Five Nine Problems

A guilty pleasure of mine is the pursuit of perfection. It is certainly a vice in most contexts, but there are some problems whose solutions demand a measure of perfection. These are problems that I will refer to as “5-9 problems”: problems whose solutions need five 9’s (or more) in some dimension. Usually, those nines are correctness of some kind, but they can also be availability or for some systems, speed.

The Computer Architecture of AI (in 2024)

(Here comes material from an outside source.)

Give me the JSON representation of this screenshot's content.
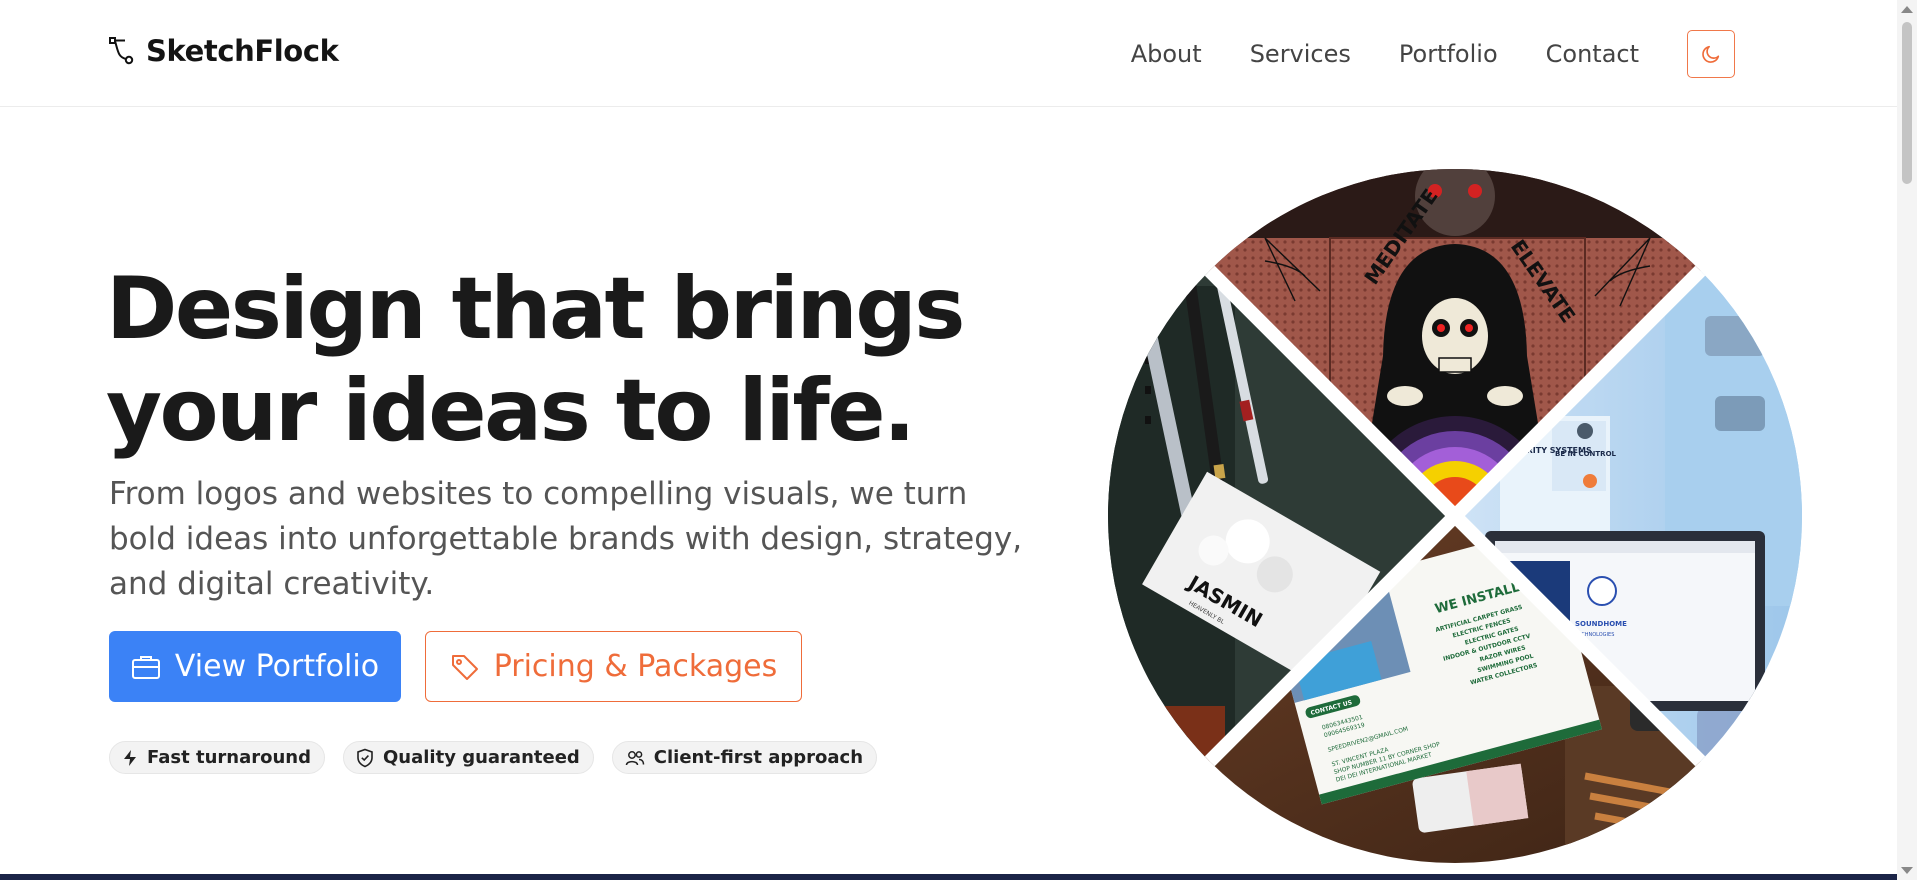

Over the last year, as a person with a hardware background, I have heard a lot of complaints about Nvidia’s dominance of the machine learning market and whether I can build chips to make the situation better. While the amount of money I would expect it to take is less than $7 trillion, hardware accelerating this wave of AI will be a very tough problem–much tougher than the last wave focused on CNNs–and there is a good reason that Nvidia has become the leader in this field with few competitors.

The Knight Capital Disaster

This account comes from several publicly available sources as well as accounts from insiders who worked at Knight Capital Group at the time of the issue. I am telling it second- or third-hand. On August 1, 2012, Knight Capital fell on its sword. It experienced a software glitch that literally bankrupted the company. Between 9:30 am and 10:15 am EST, the employees of Knight capital watched in disbelief and scrambled to figure out what went wrong as the company acquired massive long and short positions, largely concentrated in 154 stocks, totaling 397 million shares and $7.

Abstraction is Expensive

As you build a computer system, little things start to show up: maybe that database query is awkward for the feature you are building, or you find your server getting bogged down transferring gigabytes of data in hexadecimal ASCII, or your app translates itself to Japanese on the fly for hundreds of thousands of separate users. These are places where your abstractions are misaligned - your app would be quantitatively better if it had a better DB schema, a way to transfer binary data, or native internationalization for your Japanese users.

Contemplating Randomness

I have recently been immersed in the theory and practice of random number generation while working on Arbitrand, a new high-quality true random number generation service hosted in AWS. Because of that, I am starting a sequence of blog posts on randomness and random number generators. This post is the first of the sequence, and focuses what random number generators are and how to test them. Formally, random number generators are systems that produce a stream of bits (or numbers) with two properties:

Introduction to Micro-Optimization

A modern CPU is an incredible machine. It can execute many instructions at the same time, it can re-order instructions to ensure that memory accesses and dependency chains don’t impact performance too much, it contains hundreds of registers, and it has huge areas of silicon devoted to predicting which branches your code will take. However, if you have a tight loop and you are interested in optimizing the hell out of it, the same mechanisms that make your code run fast can make your job very difficult.

Rest in Peace, Optane

Intel’s Optane memory modules launched with a lot of fanfare in 2015, and were recently discontinued, in 2022, with similar fanfare. It was a sad day for me, a lover of abstraction-breaking technologies, but it was forseeable and understandable. At the time of Optane’s launch, a lot of us were excited about the idea of having a new storage tier, sitting between DRAM and flash. It was announced as having DRAM endurance and speed with the persistence and size of flash.

Use One Big Server

A lot of ink is spent on the “monoliths vs. microservices” debate, but the real issue behind this debate is about whether distributed system architecture is worth the developer time and cost overheads. By thinking about the real operational considerations of our systems, we can get some insight into whether we actually need distributed systems for most things. We have all gotten so familiar with virtualization and abstractions between our software and the servers that run it.

The Most Useful Statistical Test You Didn't Learn in School

In performance work, you will often find many distributions that are weirdly shaped: fat-tailed distributions, distributions with a hard lower bound at a non-zero number, and distributions that are just plain odd. Particularly when you look at latency distributions, it is extremely common for the 99th percentile to be a lot further from the mean than the 1st percentile. These sorts of asymmetric fat-tailed distributions come with the business. Often times, when performance engineers need to be scientific about their work, they will take samples of these distributions, and put them into into a $t$-test to get a $p$-value for the significance of their improvements.

What Happened with FPGA Acceleration?

In 2018, I took the jump from being primarily an FPGA hardware engineer to being primarily a software engineer. At the time, things were looking great for FPGA acceleration, with AWS and later Azure bringing in VMs with FPGAs and the two big FPGA vendors setting their sights on application acceleration. Almost 5 years later, I am working on another project with FPGAs, this time a cloud-oriented one. That has inspired me to write a retrospective on the last 5 years of what we thought would be an FPGA acceleration boom.